If you plan on exploring beyond Reykjavik, consider renting a 4×4 vehicle. The winter conditions can make roads icy and challenging, especially in more remote areas. A reliable and well-equipped vehicle ensures a safe and enjoyable journey. An aspect of our rental care that we didn’t consider was the ground clearance.
We rented a Toyota RAV4 AWD Hybrid from BlueRentals and the entire process was extremely easy. The car was clean and plenty comfortable for our explorations, and the check-in/check-out process was pain-free. The RAV4 was plenty capable of city driving and hauling all of our items around, but where it struggled was deep snow…obviously. When the blizzard hit, the RAV4 had to be parked at the bottom of the neighborhood for a night until the roads were clear. There was no drama though, because a local helped pull us out with his diesel 4×4.
For future trips, we plan to explore the F-roads in the center of the island and we want a vehicle capable of getting us out of any sticky situations so we will likely rent a Toyota Prado (USDM Lexus GX). The added clearance and real 4×4 would have undoubtedly helped us not get stuck coming up the driveway of our rental house.
Capture the Moments: Photography Tips
Winter in Iceland transforms the landscape into a snow-covered wonderland. Capture the magic by bringing a quality camera and extra batteries. The soft winter light and snow-covered landscapes create a photographer’s dream – be ready to capture the beauty around every corner.
- Bring a tripod! Because the winter days are so short, a tripod is necessary to keep things stable in low-light conditions. Iceland is also famous for its numerous waterfalls around every corner, begging for a long exposure.
- Pack a Circular Polarizer filter. Because there is so much water in Iceland (it IS an island), the glare from the water can be quite dramatic. Using your CPL to cut down the glare is extremely helpful in saving what would likely be a blown-out photo. There are also plenty of old buildings to photograph and having a CPL to break down the glare from glass is really nice.
- Bring a lens that is WIDE and FAST! Photographers go to Iceland to shoot two things primarily, the landscapes and the Northern Lights. Both require a wide lens and the Northern Lights will be significantly easier to shoot with a lens capable of F2.8 or wider.

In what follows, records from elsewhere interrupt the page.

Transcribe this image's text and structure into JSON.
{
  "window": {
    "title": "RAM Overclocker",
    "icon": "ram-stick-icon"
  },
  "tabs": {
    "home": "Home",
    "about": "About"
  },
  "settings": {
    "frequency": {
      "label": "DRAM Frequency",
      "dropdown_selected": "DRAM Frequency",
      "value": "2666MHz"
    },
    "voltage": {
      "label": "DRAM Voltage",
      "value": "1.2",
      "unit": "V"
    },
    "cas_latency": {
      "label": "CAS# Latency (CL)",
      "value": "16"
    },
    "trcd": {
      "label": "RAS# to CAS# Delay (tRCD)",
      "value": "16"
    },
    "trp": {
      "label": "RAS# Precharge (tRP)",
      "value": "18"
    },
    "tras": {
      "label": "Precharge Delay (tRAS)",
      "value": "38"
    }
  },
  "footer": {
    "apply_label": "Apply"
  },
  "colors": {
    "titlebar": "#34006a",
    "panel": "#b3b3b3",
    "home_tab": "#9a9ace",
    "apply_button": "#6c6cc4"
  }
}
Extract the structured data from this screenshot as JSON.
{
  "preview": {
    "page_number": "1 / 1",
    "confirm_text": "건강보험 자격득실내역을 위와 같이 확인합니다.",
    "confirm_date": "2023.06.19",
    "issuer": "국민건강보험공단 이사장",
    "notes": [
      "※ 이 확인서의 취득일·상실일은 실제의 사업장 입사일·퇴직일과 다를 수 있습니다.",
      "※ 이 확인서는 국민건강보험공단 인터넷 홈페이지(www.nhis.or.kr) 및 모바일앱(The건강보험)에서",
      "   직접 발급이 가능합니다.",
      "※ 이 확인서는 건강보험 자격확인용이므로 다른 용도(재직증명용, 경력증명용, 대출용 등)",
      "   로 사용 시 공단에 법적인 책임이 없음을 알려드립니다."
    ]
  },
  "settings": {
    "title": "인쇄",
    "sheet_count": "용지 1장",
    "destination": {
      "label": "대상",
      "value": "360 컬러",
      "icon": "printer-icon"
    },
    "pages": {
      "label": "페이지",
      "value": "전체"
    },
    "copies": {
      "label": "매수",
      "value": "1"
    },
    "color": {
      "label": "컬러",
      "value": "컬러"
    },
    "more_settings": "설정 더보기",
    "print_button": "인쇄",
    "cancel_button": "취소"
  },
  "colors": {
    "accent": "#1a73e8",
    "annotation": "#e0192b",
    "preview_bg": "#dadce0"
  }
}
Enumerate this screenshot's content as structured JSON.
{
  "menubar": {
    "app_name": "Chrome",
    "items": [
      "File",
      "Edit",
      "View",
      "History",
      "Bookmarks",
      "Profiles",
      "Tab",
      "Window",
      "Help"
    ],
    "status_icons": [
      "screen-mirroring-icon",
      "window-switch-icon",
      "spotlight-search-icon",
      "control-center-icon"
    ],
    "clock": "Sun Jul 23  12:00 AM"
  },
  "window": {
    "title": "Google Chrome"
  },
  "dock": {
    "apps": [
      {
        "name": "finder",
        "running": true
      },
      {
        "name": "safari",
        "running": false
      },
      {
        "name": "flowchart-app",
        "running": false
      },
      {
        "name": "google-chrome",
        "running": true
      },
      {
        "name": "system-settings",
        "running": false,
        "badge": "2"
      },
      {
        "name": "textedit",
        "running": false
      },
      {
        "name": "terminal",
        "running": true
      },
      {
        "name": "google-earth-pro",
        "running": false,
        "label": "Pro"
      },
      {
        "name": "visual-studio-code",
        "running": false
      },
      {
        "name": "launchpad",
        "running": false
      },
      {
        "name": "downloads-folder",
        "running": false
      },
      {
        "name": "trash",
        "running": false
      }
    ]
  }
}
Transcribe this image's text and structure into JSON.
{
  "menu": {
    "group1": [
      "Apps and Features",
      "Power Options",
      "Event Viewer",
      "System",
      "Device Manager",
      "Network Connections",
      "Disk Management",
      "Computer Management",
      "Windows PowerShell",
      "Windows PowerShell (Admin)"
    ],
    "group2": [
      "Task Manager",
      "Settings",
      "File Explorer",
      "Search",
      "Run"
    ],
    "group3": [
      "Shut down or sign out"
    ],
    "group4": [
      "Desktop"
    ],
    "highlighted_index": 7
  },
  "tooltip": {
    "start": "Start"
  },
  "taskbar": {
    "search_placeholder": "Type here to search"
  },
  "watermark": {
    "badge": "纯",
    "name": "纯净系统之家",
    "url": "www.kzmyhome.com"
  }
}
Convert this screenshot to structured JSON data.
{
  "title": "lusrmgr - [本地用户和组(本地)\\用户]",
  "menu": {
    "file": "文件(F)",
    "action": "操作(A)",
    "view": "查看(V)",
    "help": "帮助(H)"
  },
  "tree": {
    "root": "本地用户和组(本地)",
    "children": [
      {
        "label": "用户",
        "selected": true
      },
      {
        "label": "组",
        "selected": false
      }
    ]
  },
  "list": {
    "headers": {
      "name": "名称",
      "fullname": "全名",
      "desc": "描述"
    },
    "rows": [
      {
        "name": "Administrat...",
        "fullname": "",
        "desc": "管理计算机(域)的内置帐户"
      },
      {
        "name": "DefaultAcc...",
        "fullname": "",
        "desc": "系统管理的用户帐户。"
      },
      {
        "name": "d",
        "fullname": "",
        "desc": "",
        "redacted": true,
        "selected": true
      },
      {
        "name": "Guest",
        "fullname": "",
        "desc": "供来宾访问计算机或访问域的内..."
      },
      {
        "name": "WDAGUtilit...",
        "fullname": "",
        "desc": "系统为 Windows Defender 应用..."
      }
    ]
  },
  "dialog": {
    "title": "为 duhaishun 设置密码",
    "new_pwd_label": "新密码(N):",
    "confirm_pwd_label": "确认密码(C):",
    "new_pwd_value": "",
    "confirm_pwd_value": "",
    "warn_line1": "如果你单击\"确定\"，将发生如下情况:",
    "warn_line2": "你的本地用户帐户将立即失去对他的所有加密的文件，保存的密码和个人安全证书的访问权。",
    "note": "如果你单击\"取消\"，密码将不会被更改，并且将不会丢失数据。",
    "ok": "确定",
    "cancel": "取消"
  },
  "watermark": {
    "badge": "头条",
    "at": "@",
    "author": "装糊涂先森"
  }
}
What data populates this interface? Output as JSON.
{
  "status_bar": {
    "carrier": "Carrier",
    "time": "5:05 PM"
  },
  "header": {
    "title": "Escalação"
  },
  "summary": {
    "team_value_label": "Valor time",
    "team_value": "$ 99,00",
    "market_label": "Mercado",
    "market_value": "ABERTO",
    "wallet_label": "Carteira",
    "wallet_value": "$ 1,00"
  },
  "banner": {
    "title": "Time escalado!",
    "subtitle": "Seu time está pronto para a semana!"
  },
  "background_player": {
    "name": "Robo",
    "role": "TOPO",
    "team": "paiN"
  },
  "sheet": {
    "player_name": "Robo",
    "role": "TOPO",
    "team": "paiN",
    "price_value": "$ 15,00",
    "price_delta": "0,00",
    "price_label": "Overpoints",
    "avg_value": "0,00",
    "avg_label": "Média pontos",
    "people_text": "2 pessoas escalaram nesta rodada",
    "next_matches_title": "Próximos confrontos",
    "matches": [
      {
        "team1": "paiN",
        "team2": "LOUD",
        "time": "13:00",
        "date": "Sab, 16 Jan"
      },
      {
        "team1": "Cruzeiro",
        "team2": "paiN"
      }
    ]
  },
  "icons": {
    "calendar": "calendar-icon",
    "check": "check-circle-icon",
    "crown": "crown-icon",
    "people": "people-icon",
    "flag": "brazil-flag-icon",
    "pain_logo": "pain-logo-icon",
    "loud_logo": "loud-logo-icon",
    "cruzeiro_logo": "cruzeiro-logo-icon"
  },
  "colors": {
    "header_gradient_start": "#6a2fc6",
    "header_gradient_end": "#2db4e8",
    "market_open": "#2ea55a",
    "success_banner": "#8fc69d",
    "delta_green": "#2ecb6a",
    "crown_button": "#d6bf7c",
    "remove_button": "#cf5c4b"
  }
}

Local Interaction: Embrace Icelandic Hospitality
Icelandic people are known for their warmth and hospitality. Engage with locals, ask for recommendations, and immerse yourself in the rich culture of this unique island. Whether in a cozy guesthouse or a lively pub, the winter season provides ample opportunities for authentic Icelandic experiences.
Sometimes the Icelandic experiences will happen while you least suspect it. On our way back to our rental house near Laugarás, the driveway had become snow-blown and quickly proved to be more than our all-wheel-drive Toyota RAV4 could handle. The vehicle was high-centered and despite my continual digging, I was likely going to be at it all night. A local arrived in his lifted diesel Chevy Suburban and asked if I needed help. He was friendly and quite funny when he mentioned that he had been watching me for a while from his living room, he wanted me to earn the recovery before he helped me. He suggested I give it plenty of motivation and his rig yanked me out in a minute and we were able to hike the rest of the way to the house.
Visiting Iceland in the winter may present its challenges, but the rewards are well worth the effort. From the ethereal glow of the Northern Lights to the serene beauty of snow-covered landscapes, Iceland in winter is a truly magical experience that will leave you with memories to last a lifetime. So, bundle up, embrace the chill, and get ready for an unforgettable Arctic adventure.